Please join us on zoom for live readings from Annie Freud, Jane Burn and Anja Konig on Sunday 7th February at 4pm GMT

This is part of  our monthly  ‘Live from the Butchery’ series, hosted by Helen Ivory and Martin Figura from their home (an old CoOp butcher shop), and IS&T publisher Kate Birch.

Email Kate Birch at before the Sunday for meeting details.




The Aphorism,

when first discovered is like meeting someone you’ve met before but whose name you have forgotten

stimulates the part of the brain known as the amygdala

coils itself twice around your neck and lets go just before it asphyxiates you

inflicts the sharp but short-lived pain that a piece of Lego deals you when stepped on in the night

appears to favour depth above breadth

creates the impression of a language practised among elite societies

creaks like a ring-pull on a can of coke

would choose plimsolls if it could choose shoes

recalls the sensation felt when holding the miniature of a long-dead person
in your hand

has a low-pitched centre of gravity even at its most shallow

can be felt as addictive, yet cloys when read in a sequence

can be flicked across a dining room like a pellet of bread

endows you with a pair of artificial wings

affords more pleasure read than spoken

won’t bend to any purpose but its own

can serve

when enough is enough



Annie Freud is a poet, painter, tutor, translator and editor. She has three collections in print with Picador, of which The Mirabelles was short-listed for the TS Eliot prize. Her fourth collection, Hiddensee (pronounced Hiddenzay) is due on 14th January 2021. She is currently writing a cookery book.




Fat Alice

put her foot in a rabbit hole, fell like a sack
of spuds, almost set her neck. Curious, she says,

cheek on the grass, ankle shrieking, knee dunched,
neck lashed. Curious that nothing

broke my fall. She spits dust, face bloomed
with humiliation, rose red. Her arms, braced

with each hand bent at the wrists make flamingoes –
she might stand and make a giant. Might stay

on the floor, bent on the deck like a smile
somebody else cast off. The sky is smooth

as mushrooms above the oyster of her shadow’s skin.
Fat Alice doddering, bone-sore and limping back

to her house of cards. There’s a tea-table waiting,
filthed with gorge and crumb, one used teabag

slumped in a cup like a mouse on drugs. Fat Alice
scrumples her To-Do list. It was filled with impossible

things.
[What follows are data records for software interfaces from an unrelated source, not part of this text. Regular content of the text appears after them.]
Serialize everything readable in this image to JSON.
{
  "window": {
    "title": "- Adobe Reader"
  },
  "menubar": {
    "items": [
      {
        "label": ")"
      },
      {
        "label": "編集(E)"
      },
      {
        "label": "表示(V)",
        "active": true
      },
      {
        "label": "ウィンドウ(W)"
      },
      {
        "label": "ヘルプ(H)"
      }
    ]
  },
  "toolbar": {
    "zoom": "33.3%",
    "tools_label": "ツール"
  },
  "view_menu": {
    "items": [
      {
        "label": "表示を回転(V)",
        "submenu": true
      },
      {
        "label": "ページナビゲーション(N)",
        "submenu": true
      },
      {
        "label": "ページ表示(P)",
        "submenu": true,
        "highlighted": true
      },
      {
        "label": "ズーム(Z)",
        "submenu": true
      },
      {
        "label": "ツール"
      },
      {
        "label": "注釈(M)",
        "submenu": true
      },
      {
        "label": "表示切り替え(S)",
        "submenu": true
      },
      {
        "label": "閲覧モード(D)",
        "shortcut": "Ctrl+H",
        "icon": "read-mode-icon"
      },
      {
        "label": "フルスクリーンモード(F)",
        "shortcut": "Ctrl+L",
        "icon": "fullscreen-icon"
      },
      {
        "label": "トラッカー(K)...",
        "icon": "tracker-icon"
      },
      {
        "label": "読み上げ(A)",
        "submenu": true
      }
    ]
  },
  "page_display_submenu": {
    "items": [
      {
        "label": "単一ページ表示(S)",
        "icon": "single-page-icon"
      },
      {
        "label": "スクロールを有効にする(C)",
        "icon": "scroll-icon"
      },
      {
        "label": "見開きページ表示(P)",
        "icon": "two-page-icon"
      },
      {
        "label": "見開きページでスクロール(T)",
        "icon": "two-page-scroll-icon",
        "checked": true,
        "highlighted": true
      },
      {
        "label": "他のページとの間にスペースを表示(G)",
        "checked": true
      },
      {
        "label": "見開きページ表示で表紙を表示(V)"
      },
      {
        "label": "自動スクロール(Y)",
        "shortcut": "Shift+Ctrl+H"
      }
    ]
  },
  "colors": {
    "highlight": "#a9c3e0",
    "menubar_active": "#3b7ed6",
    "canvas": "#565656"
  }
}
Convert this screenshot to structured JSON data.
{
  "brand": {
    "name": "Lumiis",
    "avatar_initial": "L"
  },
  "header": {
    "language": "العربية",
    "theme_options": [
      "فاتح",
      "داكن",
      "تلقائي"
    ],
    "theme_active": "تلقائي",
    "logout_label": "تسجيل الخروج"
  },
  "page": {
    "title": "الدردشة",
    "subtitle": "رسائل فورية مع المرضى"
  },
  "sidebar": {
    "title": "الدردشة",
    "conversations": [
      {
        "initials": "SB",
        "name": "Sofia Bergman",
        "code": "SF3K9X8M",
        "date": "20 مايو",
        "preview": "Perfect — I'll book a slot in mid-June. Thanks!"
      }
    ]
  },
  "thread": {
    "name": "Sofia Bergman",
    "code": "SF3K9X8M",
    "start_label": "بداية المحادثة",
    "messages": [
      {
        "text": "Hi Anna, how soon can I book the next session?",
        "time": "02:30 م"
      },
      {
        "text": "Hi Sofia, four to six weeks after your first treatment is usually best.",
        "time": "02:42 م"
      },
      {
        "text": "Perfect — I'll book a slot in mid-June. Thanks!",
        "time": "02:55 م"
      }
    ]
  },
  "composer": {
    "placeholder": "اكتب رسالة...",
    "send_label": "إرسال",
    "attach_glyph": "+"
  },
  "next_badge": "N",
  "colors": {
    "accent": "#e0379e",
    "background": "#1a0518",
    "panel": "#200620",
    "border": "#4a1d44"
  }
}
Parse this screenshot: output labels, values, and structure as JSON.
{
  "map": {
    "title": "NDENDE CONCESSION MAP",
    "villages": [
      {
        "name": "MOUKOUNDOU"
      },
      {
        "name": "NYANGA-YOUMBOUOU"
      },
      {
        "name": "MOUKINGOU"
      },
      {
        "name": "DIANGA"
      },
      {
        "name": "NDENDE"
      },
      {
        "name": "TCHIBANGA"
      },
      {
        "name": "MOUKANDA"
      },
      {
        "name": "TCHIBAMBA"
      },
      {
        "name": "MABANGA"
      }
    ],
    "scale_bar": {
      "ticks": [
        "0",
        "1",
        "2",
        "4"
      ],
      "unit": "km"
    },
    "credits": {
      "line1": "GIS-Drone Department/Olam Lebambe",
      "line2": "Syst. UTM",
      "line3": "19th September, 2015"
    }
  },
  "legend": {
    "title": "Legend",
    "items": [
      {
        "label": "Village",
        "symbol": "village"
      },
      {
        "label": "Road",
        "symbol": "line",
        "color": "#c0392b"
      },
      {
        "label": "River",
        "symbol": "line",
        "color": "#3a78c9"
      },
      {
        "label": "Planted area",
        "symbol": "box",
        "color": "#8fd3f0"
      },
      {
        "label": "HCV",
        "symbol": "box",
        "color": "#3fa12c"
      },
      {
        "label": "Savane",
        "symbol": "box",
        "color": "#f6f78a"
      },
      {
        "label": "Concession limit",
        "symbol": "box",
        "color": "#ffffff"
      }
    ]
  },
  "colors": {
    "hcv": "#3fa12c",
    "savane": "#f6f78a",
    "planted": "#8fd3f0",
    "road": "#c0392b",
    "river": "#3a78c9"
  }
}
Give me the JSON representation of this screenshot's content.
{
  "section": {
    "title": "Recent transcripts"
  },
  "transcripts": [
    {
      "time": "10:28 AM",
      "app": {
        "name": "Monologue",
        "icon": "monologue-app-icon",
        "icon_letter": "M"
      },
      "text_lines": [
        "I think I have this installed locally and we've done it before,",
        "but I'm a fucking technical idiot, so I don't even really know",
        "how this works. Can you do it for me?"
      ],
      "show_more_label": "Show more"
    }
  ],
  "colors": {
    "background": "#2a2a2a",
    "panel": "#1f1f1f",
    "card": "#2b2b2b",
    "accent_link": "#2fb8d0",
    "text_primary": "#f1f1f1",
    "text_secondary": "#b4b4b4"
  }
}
There is pain in the caterpillar of her spine.
She is not going to get where she wanted to go.



Jane Burn is a multi-award winning poet who lives an eco-friendly lifestyle in a wooden cottage in Northumberland. Her poems are all about her adoration of language and how it connects her to the many passions and parts of her life. She is working class, a wife, a mother, bisexual, a poet, an artist and maker. She has written lots of poetry books and is also a late-diagnosed autistic which has helped everything finally make sense. Her poems are published in many magazines and anthologies. She co-edited the Culture Matters Witches. Warriors, Workers women’s poetry anthology with her bosom friend Fran Lock. She is currently doing an MA in Writing Poetry at Newcastle University. Nothing more to it than bubbles is published by Indigo Dreams and her next collection, Be Feared, is due out in November from Nine Arches Press.





The purple sea urchins
are not to blame
they have no brain
they graze on kelp, they procreate,
until the underwater forest
becomes a melancholic mess
of spines and mouths
barren, compressed
they cannot stop
they eat and eat and
starve to death



Anja Konig grew up in the German language and now writes in English. Her first pamphlet “Advice for an Only Child” from flipped eye publishing was shortlisted for the 2015 Michael Marks prize. Her first full collection Animal Experiments was published in 2020 by Bad Betty Press and was selected as one of the best poetry collections of 2020 by the Daily Telegraph.

Note: Orphans was first published in The Manhattan Review.